Despite the vast distances that often separate Americans, we’ve never had trouble pulling together and helping each other in times of disaster. No matter what the challenge, at home or abroad, we have always stood ready to come to the aid of those suffering and in need. Once again, this has proven to be true. I am proud that Idahoans will continue to do their part.

Friday, September 02, 2005

The Tax on Death

by Senator Larry Craig

Through the years, some pretty strange ideas have come out of Washington, D.C. Of all the bizarre things though, there has never been a tax on birthdays, thinning hair (thankfully!) or aching joints. To most people, taxes on such normal aspects of the aging process seem ridiculous. But until 2001, the federal government actually did levy a tax on part of the human life-cycle — death.

In 2001, Congress enacted a phase-out of the federal estate or “death” tax, with its complete repeal scheduled to occur for one year in 2010. While that legislation was a significant step in the right direction, the full economic potential of the repeal of the death tax will only be achieved when Congress makes it permanent.

That’s why, just before August recess, I, along with 16 of my colleagues in the Senate, supported a motion to proceed to final consideration of H.R. 8, the Death Tax Repeal Permanency Act of 2005. Shortly after the Senate reconvenes on September 6th, I will vote to bring debate to a close, and if successful, will vote to permanently repeal our country’s tax on death.

The death tax imposed under our current system is fundamentally unfair. A taxpayer’s death is the central fact that triggers this tax. There is no reasonable basis in philosophy, economics, or simple fairness for imposing a tax for no other reason than a person’s death, regardless of how much that person owned.

A cornerstone of American society is freedom — including economic freedom. Our forebears came to the United States seeking a better life, which included the freedom to work hard and pass on their life savings to benefit their families, not an overbearing government. A death tax is a detriment to freedom and counterproductive.

With such a burden, what incentive is there for people to work hard, create jobs, implement new ideas, save, and invest, if they know the government – not their family or other designated heirs, such as a church or favorite charity – will benefit from what they have accomplished? I believe people have a moral right to dispose of the fruits of their labors as they see fit, both in life and at its end.

Although the current exemption of an estate’s first $1.5 million is helpful, farmland or a small business that has been in the family for many years often has appreciated, on paper, to a much higher value.

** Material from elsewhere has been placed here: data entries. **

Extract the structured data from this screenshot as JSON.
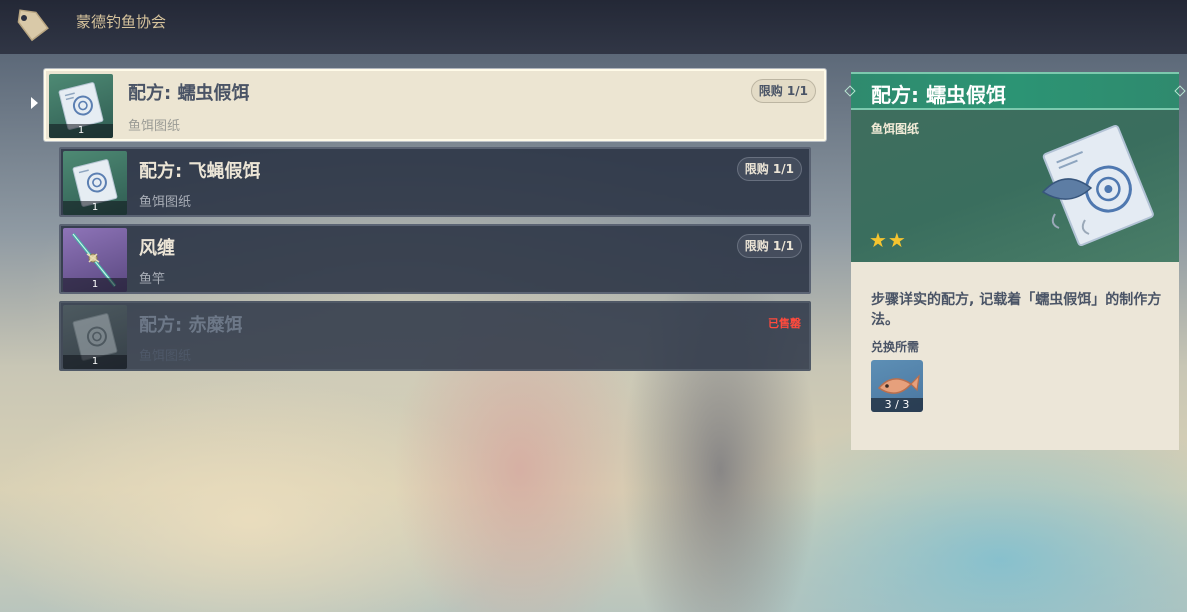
{
  "header": {
    "shop_name": "蒙德钓鱼协会",
    "icon": "price-tag-icon"
  },
  "items": [
    {
      "name": "配方: 蠕虫假饵",
      "type": "鱼饵图纸",
      "limit": "限购 1/1",
      "count": "1",
      "icon": "bait-blueprint-icon",
      "selected": true
    },
    {
      "name": "配方: 飞蝇假饵",
      "type": "鱼饵图纸",
      "limit": "限购 1/1",
      "count": "1",
      "icon": "bait-blueprint-icon",
      "selected": false
    },
    {
      "name": "风缠",
      "type": "鱼竿",
      "limit": "限购 1/1",
      "count": "1",
      "icon": "fishing-rod-icon",
      "selected": false
    },
    {
      "name": "配方: 赤糜饵",
      "type": "鱼饵图纸",
      "status": "已售罄",
      "count": "1",
      "icon": "bait-blueprint-icon",
      "selected": false
    }
  ],
  "detail": {
    "title": "配方: 蠕虫假饵",
    "type": "鱼饵图纸",
    "rarity": 2,
    "stars": "★★",
    "description": "步骤详实的配方, 记载着「蠕虫假饵」的制作方法。",
    "requirement_title": "兑换所需",
    "requirement": {
      "icon": "fish-icon",
      "count": "3 / 3"
    }
  },
  "colors": {
    "accent_green": "#2c9474",
    "sold_out_red": "#ff4a3d",
    "star_gold": "#f5c42f"
  }
}
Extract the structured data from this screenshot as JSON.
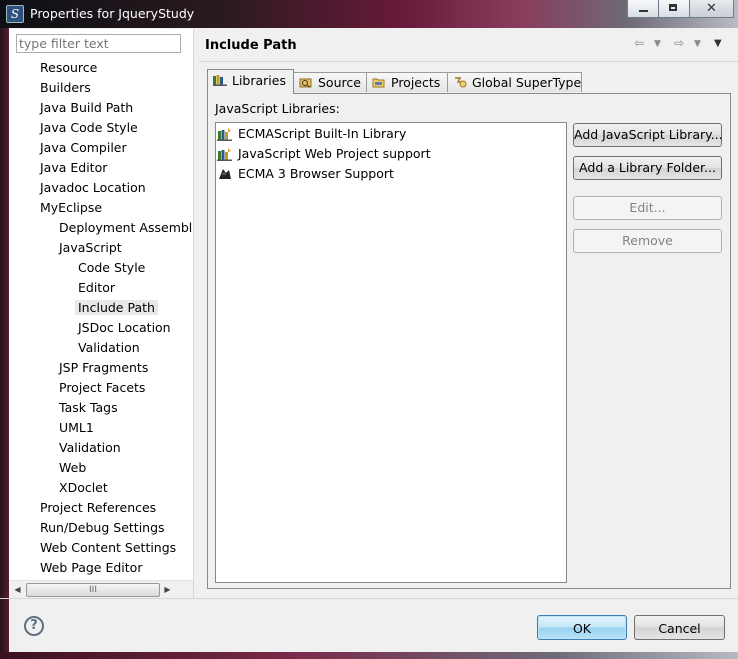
{
  "window": {
    "title": "Properties for JqueryStudy"
  },
  "filter": {
    "placeholder": "type filter text"
  },
  "tree": [
    {
      "label": "Resource",
      "level": 0
    },
    {
      "label": "Builders",
      "level": 0
    },
    {
      "label": "Java Build Path",
      "level": 0
    },
    {
      "label": "Java Code Style",
      "level": 0
    },
    {
      "label": "Java Compiler",
      "level": 0
    },
    {
      "label": "Java Editor",
      "level": 0
    },
    {
      "label": "Javadoc Location",
      "level": 0
    },
    {
      "label": "MyEclipse",
      "level": 0
    },
    {
      "label": "Deployment Assembl",
      "level": 1
    },
    {
      "label": "JavaScript",
      "level": 1
    },
    {
      "label": "Code Style",
      "level": 2
    },
    {
      "label": "Editor",
      "level": 2
    },
    {
      "label": "Include Path",
      "level": 2,
      "selected": true
    },
    {
      "label": "JSDoc Location",
      "level": 2
    },
    {
      "label": "Validation",
      "level": 2
    },
    {
      "label": "JSP Fragments",
      "level": 1
    },
    {
      "label": "Project Facets",
      "level": 1
    },
    {
      "label": "Task Tags",
      "level": 1
    },
    {
      "label": "UML1",
      "level": 1
    },
    {
      "label": "Validation",
      "level": 1
    },
    {
      "label": "Web",
      "level": 1
    },
    {
      "label": "XDoclet",
      "level": 1
    },
    {
      "label": "Project References",
      "level": 0
    },
    {
      "label": "Run/Debug Settings",
      "level": 0
    },
    {
      "label": "Web Content Settings",
      "level": 0
    },
    {
      "label": "Web Page Editor",
      "level": 0
    }
  ],
  "page": {
    "title": "Include Path"
  },
  "tabs": [
    {
      "label": "Libraries",
      "active": true,
      "icon": "libraries-icon"
    },
    {
      "label": "Source",
      "active": false,
      "icon": "source-icon"
    },
    {
      "label": "Projects",
      "active": false,
      "icon": "projects-icon"
    },
    {
      "label": "Global SuperType",
      "active": false,
      "icon": "global-supertype-icon"
    }
  ],
  "libraries": {
    "label": "JavaScript Libraries:",
    "items": [
      {
        "label": "ECMAScript Built-In Library",
        "icon": "library-icon"
      },
      {
        "label": "JavaScript Web Project support",
        "icon": "library-icon"
      },
      {
        "label": "ECMA 3 Browser Support",
        "icon": "browser-library-icon"
      }
    ]
  },
  "buttons": {
    "add_library": "Add JavaScript Library...",
    "add_folder": "Add a Library Folder...",
    "edit": "Edit...",
    "remove": "Remove"
  },
  "footer": {
    "ok": "OK",
    "cancel": "Cancel",
    "help": "?"
  },
  "scroll_glyph": "III"
}
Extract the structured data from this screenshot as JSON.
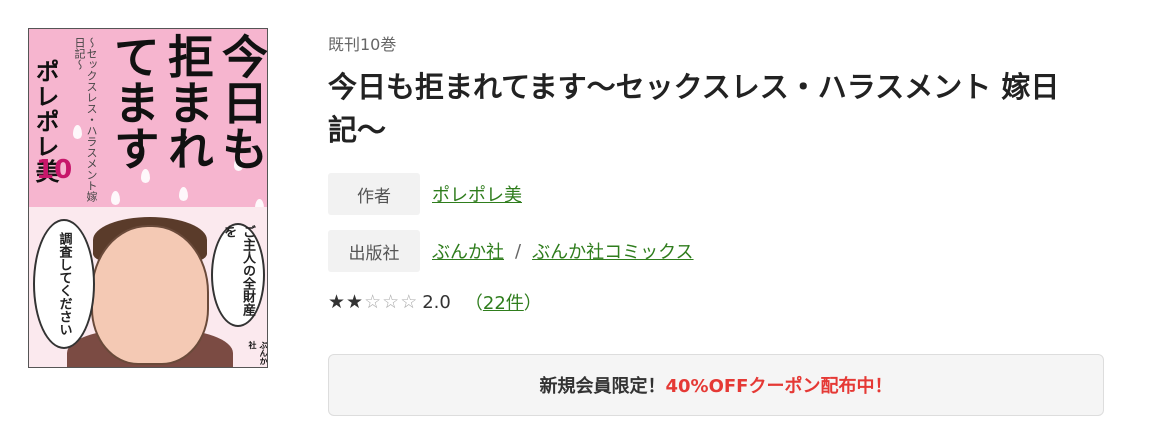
{
  "cover": {
    "title": "今日も拒まれてます",
    "subtitle": "〜セックスレス・ハラスメント嫁日記〜",
    "author": "ポレポレ美",
    "volume": "10",
    "bubble_left": "調査してください",
    "bubble_right": "ご主人の全財産を",
    "publisher": "ぶんか社"
  },
  "volume_label": "既刊10巻",
  "title": "今日も拒まれてます〜セックスレス・ハラスメント 嫁日記〜",
  "meta": {
    "author_tag": "作者",
    "author": "ポレポレ美",
    "publisher_tag": "出版社",
    "publisher": "ぶんか社",
    "separator": "/",
    "label": "ぶんか社コミックス"
  },
  "rating": {
    "value": "2.0",
    "score": 2,
    "max": 5,
    "open_paren": "（",
    "count": "22件",
    "close_paren": "）"
  },
  "coupon": {
    "text_a": "新規会員限定！",
    "text_b": "40%OFFクーポン配布中！"
  },
  "colors": {
    "link": "#2f7d1d",
    "coupon_accent": "#e53935",
    "cover_pink": "#f6b5cf"
  }
}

That value is locked up in the land and facilities and equipment. When the tax man comes and demands cash immediately, there is often no alternative to breaking up the farm or liquidating part or all of the business.

Unfortunately, the debate over repeal of the death tax often focuses only on the taxes that decedents’ estates actually pay, which have averaged only 1.3 percent of annual federal revenues over the past 10 years. This limited focus ignores the real costs this tax imposes on Americans, especially owners of small businesses and family farms, including: lifetime estate-planning costs, which surveys have found that an average family can spend up to $150,000 on such planning; substantial compliance costs at death with respect to attorneys, accountants, appraisers, and other experts; and deadweight costs, as the death tax discourages productive economic behavior, like saving, investing, and entrepreneurship.

Past politicians have sold the death tax — like other high taxes — on the basis of envy. I disagree with the premise that property should be confiscated by the government for no better reason than the fact that some people have more of it. Instead, our tax system, and indeed, our entire legal system, should be based upon equal opportunity, not the punishment of success or the forced redistribution of good fortune.

It is time for Congress to stop penalizing Americans’ efforts to prosper, to be enterprising, and to create wealth. It is time to make the repeal of the death tax permanent.